DIRECTIONS FOR THIS TASK: Search the material below for the string "JSON" and list each line that holds it.

RECORDS FOR THIS EXERCISE:
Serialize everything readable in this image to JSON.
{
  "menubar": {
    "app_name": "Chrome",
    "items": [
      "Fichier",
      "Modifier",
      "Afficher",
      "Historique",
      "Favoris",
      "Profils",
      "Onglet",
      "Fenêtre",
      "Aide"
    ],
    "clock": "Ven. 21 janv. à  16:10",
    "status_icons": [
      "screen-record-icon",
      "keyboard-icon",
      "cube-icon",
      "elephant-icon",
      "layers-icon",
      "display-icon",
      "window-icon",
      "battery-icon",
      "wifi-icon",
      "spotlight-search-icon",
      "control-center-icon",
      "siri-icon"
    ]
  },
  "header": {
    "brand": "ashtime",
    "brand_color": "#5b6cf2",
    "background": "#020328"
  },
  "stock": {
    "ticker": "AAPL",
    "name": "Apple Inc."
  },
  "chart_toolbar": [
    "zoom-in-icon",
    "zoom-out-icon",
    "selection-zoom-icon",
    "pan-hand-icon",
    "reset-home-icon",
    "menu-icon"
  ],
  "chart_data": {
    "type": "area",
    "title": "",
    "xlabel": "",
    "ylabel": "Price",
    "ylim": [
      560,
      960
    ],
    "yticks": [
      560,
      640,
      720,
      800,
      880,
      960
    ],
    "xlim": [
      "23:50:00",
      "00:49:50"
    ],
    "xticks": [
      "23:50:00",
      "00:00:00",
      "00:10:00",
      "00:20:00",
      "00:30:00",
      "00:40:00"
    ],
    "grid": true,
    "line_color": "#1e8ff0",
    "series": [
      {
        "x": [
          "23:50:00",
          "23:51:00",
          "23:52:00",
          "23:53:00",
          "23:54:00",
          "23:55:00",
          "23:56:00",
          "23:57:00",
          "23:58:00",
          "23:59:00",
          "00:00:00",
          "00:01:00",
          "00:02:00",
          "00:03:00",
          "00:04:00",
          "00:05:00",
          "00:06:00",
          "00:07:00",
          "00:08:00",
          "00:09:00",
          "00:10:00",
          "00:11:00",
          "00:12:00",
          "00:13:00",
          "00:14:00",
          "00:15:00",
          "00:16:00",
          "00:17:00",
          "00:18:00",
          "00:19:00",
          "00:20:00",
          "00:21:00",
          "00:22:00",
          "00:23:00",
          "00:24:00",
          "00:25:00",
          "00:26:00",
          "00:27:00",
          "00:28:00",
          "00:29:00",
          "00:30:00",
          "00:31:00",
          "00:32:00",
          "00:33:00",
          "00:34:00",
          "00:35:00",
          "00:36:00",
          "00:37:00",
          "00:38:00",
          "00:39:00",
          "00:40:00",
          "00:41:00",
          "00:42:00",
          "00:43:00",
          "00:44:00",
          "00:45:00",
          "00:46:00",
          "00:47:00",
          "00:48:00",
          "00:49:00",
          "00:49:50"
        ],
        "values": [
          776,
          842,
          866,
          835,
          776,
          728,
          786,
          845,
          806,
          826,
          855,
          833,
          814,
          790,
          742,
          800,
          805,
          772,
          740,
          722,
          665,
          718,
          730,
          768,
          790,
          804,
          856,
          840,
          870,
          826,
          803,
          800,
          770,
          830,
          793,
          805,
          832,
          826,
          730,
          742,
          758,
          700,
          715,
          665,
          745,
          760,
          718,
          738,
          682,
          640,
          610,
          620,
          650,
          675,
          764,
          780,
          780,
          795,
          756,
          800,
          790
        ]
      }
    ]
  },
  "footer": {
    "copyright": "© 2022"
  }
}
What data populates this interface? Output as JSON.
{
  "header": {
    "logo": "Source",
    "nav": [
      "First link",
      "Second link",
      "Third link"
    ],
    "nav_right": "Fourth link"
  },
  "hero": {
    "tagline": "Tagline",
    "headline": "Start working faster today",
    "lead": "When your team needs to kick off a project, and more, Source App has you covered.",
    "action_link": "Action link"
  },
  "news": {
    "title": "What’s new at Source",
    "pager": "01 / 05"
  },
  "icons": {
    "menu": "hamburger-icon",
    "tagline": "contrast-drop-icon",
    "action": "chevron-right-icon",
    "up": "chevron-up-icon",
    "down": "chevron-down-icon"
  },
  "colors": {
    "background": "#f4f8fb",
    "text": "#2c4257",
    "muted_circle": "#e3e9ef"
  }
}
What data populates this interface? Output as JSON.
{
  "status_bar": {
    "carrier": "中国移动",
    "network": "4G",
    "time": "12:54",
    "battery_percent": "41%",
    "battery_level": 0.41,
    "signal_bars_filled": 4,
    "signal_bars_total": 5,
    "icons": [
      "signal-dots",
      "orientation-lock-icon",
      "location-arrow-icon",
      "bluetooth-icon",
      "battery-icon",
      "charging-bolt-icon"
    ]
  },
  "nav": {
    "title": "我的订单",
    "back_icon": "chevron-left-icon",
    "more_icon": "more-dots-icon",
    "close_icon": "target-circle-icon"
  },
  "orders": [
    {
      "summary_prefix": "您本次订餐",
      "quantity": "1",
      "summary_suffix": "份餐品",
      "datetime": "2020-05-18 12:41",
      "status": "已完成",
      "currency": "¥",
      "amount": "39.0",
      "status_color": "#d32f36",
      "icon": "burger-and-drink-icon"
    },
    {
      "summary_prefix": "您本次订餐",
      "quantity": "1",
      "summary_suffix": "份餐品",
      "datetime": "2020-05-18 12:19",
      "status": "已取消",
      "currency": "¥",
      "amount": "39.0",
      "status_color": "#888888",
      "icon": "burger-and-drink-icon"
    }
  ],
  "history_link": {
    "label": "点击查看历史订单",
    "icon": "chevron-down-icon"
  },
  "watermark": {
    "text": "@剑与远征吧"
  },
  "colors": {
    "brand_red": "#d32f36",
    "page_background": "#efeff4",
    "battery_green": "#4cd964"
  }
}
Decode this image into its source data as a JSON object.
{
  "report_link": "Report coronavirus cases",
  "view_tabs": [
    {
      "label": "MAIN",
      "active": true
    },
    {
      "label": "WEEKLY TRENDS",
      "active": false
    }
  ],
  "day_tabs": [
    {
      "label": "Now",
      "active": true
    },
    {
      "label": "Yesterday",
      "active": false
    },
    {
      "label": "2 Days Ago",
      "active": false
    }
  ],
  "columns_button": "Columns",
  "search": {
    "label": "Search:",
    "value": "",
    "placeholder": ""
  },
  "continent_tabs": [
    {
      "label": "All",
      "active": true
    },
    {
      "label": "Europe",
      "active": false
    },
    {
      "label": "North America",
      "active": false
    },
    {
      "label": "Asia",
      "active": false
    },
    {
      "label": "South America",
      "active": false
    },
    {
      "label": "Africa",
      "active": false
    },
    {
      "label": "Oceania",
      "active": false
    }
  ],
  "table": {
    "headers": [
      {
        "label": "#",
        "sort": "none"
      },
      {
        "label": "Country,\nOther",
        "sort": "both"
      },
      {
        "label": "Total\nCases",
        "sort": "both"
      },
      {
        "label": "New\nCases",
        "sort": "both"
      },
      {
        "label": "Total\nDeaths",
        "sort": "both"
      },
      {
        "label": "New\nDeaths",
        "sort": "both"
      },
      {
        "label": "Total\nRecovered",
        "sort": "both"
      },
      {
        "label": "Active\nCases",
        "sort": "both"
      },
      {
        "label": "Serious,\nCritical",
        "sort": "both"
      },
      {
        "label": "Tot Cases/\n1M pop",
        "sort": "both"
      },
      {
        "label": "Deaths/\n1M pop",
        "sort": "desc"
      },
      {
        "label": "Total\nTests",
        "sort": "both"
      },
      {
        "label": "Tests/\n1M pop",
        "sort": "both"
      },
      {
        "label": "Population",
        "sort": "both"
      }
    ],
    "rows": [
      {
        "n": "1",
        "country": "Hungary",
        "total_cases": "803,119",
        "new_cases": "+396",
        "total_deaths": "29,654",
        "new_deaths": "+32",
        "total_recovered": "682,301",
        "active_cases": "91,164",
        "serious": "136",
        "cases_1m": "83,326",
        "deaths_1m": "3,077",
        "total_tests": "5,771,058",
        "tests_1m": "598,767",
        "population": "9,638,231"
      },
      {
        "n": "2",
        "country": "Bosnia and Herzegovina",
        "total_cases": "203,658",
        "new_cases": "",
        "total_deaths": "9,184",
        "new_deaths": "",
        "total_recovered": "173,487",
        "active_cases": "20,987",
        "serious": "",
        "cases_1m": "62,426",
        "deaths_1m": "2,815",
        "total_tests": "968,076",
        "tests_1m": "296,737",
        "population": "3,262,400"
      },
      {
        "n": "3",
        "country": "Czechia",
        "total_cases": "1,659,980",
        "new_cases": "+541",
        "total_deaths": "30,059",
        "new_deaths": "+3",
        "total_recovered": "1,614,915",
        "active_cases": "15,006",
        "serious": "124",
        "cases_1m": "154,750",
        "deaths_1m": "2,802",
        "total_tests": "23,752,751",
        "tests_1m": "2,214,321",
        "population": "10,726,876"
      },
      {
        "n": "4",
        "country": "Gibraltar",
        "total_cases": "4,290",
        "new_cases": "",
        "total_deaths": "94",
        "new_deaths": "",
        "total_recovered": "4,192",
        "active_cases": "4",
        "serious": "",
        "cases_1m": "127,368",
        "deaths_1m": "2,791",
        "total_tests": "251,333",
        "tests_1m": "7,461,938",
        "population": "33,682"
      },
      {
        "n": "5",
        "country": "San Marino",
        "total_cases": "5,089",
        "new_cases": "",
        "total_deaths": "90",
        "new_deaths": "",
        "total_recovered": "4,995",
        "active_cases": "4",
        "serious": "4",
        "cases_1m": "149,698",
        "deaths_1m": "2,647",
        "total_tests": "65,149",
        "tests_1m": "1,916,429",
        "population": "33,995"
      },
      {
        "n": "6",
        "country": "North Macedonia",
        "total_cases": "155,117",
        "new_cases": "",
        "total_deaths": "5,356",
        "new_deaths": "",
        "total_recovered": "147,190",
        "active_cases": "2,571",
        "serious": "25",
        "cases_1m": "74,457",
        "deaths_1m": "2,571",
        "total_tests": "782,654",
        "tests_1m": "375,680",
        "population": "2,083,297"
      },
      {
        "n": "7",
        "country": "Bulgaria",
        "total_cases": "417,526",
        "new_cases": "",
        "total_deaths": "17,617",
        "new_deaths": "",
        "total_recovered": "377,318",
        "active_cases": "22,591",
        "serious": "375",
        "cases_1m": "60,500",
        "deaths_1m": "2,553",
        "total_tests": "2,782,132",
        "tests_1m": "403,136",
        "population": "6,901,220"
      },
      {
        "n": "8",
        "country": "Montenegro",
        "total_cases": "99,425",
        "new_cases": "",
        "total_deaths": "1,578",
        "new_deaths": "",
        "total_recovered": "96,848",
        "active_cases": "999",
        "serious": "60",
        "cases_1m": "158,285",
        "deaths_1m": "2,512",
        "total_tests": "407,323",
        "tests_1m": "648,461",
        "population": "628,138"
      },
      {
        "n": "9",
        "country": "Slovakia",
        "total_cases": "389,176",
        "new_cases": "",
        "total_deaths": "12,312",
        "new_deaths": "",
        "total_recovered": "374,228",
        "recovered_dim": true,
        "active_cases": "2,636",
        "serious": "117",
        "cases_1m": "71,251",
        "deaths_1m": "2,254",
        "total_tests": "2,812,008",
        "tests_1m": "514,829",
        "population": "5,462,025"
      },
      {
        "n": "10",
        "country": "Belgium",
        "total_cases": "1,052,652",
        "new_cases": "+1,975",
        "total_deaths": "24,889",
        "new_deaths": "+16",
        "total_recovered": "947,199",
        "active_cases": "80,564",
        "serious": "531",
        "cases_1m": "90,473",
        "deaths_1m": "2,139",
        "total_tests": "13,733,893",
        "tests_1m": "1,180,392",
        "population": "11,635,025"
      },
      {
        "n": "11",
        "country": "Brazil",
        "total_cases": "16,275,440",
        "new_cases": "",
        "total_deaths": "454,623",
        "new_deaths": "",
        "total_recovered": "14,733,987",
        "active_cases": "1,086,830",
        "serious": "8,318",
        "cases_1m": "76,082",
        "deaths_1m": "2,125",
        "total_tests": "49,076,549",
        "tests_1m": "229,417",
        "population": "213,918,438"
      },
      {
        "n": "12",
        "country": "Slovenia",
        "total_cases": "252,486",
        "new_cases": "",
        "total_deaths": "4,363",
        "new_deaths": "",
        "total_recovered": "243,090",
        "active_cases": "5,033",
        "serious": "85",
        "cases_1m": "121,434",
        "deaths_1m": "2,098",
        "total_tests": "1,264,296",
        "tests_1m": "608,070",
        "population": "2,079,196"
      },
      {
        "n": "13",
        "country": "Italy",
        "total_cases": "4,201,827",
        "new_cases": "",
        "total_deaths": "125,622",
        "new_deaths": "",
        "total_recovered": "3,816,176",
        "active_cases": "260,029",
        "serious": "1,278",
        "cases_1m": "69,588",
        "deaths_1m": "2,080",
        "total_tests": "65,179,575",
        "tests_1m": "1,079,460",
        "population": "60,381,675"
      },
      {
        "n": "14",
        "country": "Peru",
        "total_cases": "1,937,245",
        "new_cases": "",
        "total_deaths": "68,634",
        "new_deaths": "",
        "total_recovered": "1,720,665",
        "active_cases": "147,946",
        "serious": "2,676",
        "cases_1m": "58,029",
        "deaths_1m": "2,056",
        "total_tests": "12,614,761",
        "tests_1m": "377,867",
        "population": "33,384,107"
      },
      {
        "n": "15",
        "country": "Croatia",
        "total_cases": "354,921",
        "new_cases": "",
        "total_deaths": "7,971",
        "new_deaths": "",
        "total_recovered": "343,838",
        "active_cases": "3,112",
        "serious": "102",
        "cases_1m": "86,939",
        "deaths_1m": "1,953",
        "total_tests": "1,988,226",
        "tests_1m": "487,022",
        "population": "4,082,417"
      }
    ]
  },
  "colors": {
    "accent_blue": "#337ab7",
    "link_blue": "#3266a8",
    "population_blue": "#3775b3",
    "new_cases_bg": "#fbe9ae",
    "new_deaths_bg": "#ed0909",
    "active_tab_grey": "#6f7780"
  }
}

YOUR SOLUTION:
Serialize everything readable in this image to JSON.
What data populates this interface? Output as JSON.
What data populates this interface? Output as JSON.
Decode this image into its source data as a JSON object.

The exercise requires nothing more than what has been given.